*ACTIVITY:* What is needed is an exact copy of all the records below.

Stored items
┌────────

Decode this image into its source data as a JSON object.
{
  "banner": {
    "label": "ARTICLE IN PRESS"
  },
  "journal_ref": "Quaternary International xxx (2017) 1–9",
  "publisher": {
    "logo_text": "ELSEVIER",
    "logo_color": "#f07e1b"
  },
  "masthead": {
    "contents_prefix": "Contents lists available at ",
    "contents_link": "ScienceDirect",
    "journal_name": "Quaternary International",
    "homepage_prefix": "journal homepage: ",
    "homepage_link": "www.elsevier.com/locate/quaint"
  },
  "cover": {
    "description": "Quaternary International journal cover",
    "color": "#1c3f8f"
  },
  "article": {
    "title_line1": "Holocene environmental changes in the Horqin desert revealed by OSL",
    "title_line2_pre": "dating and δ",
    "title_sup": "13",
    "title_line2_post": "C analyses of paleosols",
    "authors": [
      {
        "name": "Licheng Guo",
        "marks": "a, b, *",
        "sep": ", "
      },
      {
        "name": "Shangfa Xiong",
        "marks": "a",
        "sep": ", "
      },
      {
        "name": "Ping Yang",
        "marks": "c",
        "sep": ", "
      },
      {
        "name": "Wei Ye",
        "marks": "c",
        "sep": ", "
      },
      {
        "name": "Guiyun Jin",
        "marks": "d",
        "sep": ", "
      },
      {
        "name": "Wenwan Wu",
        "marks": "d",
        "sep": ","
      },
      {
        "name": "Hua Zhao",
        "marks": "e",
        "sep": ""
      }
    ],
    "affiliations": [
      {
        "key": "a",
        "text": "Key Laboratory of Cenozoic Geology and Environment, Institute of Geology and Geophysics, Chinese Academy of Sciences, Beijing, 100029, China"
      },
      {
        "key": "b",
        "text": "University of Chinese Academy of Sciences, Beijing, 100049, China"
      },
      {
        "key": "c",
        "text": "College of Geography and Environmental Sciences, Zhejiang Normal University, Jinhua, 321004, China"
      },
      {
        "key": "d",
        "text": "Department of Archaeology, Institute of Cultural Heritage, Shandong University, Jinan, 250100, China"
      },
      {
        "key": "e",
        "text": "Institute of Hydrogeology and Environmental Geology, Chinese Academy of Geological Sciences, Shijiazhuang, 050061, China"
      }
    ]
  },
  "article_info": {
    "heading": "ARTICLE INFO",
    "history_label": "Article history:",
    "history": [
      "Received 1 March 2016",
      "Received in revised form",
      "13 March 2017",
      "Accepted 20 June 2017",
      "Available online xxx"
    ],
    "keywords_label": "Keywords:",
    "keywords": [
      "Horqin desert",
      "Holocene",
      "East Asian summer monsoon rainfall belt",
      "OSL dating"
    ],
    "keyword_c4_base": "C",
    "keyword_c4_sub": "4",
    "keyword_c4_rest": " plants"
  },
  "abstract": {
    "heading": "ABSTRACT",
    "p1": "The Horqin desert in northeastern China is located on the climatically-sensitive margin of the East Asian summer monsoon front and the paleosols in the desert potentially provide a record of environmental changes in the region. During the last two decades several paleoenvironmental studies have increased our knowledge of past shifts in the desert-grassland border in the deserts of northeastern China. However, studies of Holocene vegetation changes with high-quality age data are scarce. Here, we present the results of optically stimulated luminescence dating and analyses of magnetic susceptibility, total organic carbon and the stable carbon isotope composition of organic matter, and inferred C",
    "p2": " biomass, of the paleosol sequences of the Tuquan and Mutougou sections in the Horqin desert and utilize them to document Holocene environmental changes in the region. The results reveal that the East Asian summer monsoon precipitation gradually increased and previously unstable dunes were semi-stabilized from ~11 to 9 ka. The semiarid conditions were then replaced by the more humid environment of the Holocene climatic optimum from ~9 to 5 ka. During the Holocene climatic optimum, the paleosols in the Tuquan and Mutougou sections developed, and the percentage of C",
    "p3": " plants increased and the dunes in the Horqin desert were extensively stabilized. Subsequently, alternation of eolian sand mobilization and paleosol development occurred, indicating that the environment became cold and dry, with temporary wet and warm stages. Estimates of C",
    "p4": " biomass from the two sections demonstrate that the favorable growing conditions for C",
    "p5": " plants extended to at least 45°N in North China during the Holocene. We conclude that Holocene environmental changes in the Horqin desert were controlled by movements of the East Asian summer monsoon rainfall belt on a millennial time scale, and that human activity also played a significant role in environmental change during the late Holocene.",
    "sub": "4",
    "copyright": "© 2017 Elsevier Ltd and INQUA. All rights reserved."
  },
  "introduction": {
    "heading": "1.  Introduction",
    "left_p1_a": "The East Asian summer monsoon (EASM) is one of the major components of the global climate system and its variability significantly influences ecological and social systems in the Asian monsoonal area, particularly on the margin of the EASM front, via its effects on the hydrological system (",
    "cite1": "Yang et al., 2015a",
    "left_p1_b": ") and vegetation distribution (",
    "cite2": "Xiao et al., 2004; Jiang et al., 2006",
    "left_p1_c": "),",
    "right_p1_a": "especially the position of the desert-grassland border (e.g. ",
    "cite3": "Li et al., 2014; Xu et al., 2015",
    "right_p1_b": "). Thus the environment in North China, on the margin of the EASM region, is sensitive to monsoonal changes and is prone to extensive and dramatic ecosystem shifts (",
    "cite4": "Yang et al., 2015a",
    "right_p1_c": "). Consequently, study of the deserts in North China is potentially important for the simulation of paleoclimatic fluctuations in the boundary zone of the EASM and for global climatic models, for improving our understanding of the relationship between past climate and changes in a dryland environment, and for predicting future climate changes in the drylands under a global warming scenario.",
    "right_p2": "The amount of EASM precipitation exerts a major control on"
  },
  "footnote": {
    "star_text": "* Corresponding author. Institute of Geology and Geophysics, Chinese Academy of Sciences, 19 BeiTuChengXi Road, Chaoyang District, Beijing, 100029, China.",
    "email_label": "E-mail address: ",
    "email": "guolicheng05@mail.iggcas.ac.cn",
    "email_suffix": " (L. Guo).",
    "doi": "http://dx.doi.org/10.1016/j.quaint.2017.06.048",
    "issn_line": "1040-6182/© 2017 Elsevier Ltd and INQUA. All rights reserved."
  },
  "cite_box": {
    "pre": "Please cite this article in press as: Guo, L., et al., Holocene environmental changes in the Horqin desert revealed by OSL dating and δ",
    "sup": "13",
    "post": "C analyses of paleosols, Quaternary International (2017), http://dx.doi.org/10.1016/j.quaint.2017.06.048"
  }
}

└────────

*ANSWER FOR THIS EXERCISE:*
Decode this image into its source data as a JSON object.
{
  "banner": {
    "label": "ARTICLE IN PRESS"
  },
  "journal_ref": "Quaternary International xxx (2017) 1–9",
  "publisher": {
    "logo_text": "ELSEVIER",
    "logo_color": "#f07e1b"
  },
  "masthead": {
    "contents_prefix": "Contents lists available at ",
    "contents_link": "ScienceDirect",
    "journal_name": "Quaternary International",
    "homepage_prefix": "journal homepage: ",
    "homepage_link": "www.elsevier.com/locate/quaint"
  },
  "cover": {
    "description": "Quaternary International journal cover",
    "color": "#1c3f8f"
  },
  "article": {
    "title_line1": "Holocene environmental changes in the Horqin desert revealed by OSL",
    "title_line2_pre": "dating and δ",
    "title_sup": "13",
    "title_line2_post": "C analyses of paleosols",
    "authors": [
      {
        "name": "Licheng Guo",
        "marks": "a, b, *",
        "sep": ", "
      },
      {
        "name": "Shangfa Xiong",
        "marks": "a",
        "sep": ", "
      },
      {
        "name": "Ping Yang",
        "marks": "c",
        "sep": ", "
      },
      {
        "name": "Wei Ye",
        "marks": "c",
        "sep": ", "
      },
      {
        "name": "Guiyun Jin",
        "marks": "d",
        "sep": ", "
      },
      {
        "name": "Wenwan Wu",
        "marks": "d",
        "sep": ","
      },
      {
        "name": "Hua Zhao",
        "marks": "e",
        "sep": ""
      }
    ],
    "affiliations": [
      {
        "key": "a",
        "text": "Key Laboratory of Cenozoic Geology and Environment, Institute of Geology and Geophysics, Chinese Academy of Sciences, Beijing, 100029, China"
      },
      {
        "key": "b",
        "text": "University of Chinese Academy of Sciences, Beijing, 100049, China"
      },
      {
        "key": "c",
        "text": "College of Geography and Environmental Sciences, Zhejiang Normal University, Jinhua, 321004, China"
      },
      {
        "key": "d",
        "text": "Department of Archaeology, Institute of Cultural Heritage, Shandong University, Jinan, 250100, China"
      },
      {
        "key": "e",
        "text": "Institute of Hydrogeology and Environmental Geology, Chinese Academy of Geological Sciences, Shijiazhuang, 050061, China"
      }
    ]
  },
  "article_info": {
    "heading": "ARTICLE INFO",
    "history_label": "Article history:",
    "history": [
      "Received 1 March 2016",
      "Received in revised form",
      "13 March 2017",
      "Accepted 20 June 2017",
      "Available online xxx"
    ],
    "keywords_label": "Keywords:",
    "keywords": [
      "Horqin desert",
      "Holocene",
      "East Asian summer monsoon rainfall belt",
      "OSL dating"
    ],
    "keyword_c4_base": "C",
    "keyword_c4_sub": "4",
    "keyword_c4_rest": " plants"
  },
  "abstract": {
    "heading": "ABSTRACT",
    "p1": "The Horqin desert in northeastern China is located on the climatically-sensitive margin of the East Asian summer monsoon front and the paleosols in the desert potentially provide a record of environmental changes in the region. During the last two decades several paleoenvironmental studies have increased our knowledge of past shifts in the desert-grassland border in the deserts of northeastern China. However, studies of Holocene vegetation changes with high-quality age data are scarce. Here, we present the results of optically stimulated luminescence dating and analyses of magnetic susceptibility, total organic carbon and the stable carbon isotope composition of organic matter, and inferred C",
    "p2": " biomass, of the paleosol sequences of the Tuquan and Mutougou sections in the Horqin desert and utilize them to document Holocene environmental changes in the region. The results reveal that the East Asian summer monsoon precipitation gradually increased and previously unstable dunes were semi-stabilized from ~11 to 9 ka. The semiarid conditions were then replaced by the more humid environment of the Holocene climatic optimum from ~9 to 5 ka. During the Holocene climatic optimum, the paleosols in the Tuquan and Mutougou sections developed, and the percentage of C",
    "p3": " plants increased and the dunes in the Horqin desert were extensively stabilized. Subsequently, alternation of eolian sand mobilization and paleosol development occurred, indicating that the environment became cold and dry, with temporary wet and warm stages. Estimates of C",
    "p4": " biomass from the two sections demonstrate that the favorable growing conditions for C",
    "p5": " plants extended to at least 45°N in North China during the Holocene. We conclude that Holocene environmental changes in the Horqin desert were controlled by movements of the East Asian summer monsoon rainfall belt on a millennial time scale, and that human activity also played a significant role in environmental change during the late Holocene.",
    "sub": "4",
    "copyright": "© 2017 Elsevier Ltd and INQUA. All rights reserved."
  },
  "introduction": {
    "heading": "1.  Introduction",
    "left_p1_a": "The East Asian summer monsoon (EASM) is one of the major components of the global climate system and its variability significantly influences ecological and social systems in the Asian monsoonal area, particularly on the margin of the EASM front, via its effects on the hydrological system (",
    "cite1": "Yang et al., 2015a",
    "left_p1_b": ") and vegetation distribution (",
    "cite2": "Xiao et al., 2004; Jiang et al., 2006",
    "left_p1_c": "),",
    "right_p1_a": "especially the position of the desert-grassland border (e.g. ",
    "cite3": "Li et al., 2014; Xu et al., 2015",
    "right_p1_b": "). Thus the environment in North China, on the margin of the EASM region, is sensitive to monsoonal changes and is prone to extensive and dramatic ecosystem shifts (",
    "cite4": "Yang et al., 2015a",
    "right_p1_c": "). Consequently, study of the deserts in North China is potentially important for the simulation of paleoclimatic fluctuations in the boundary zone of the EASM and for global climatic models, for improving our understanding of the relationship between past climate and changes in a dryland environment, and for predicting future climate changes in the drylands under a global warming scenario.",
    "right_p2": "The amount of EASM precipitation exerts a major control on"
  },
  "footnote": {
    "star_text": "* Corresponding author. Institute of Geology and Geophysics, Chinese Academy of Sciences, 19 BeiTuChengXi Road, Chaoyang District, Beijing, 100029, China.",
    "email_label": "E-mail address: ",
    "email": "guolicheng05@mail.iggcas.ac.cn",
    "email_suffix": " (L. Guo).",
    "doi": "http://dx.doi.org/10.1016/j.quaint.2017.06.048",
    "issn_line": "1040-6182/© 2017 Elsevier Ltd and INQUA. All rights reserved."
  },
  "cite_box": {
    "pre": "Please cite this article in press as: Guo, L., et al., Holocene environmental changes in the Horqin desert revealed by OSL dating and δ",
    "sup": "13",
    "post": "C analyses of paleosols, Quaternary International (2017), http://dx.doi.org/10.1016/j.quaint.2017.06.048"
  }
}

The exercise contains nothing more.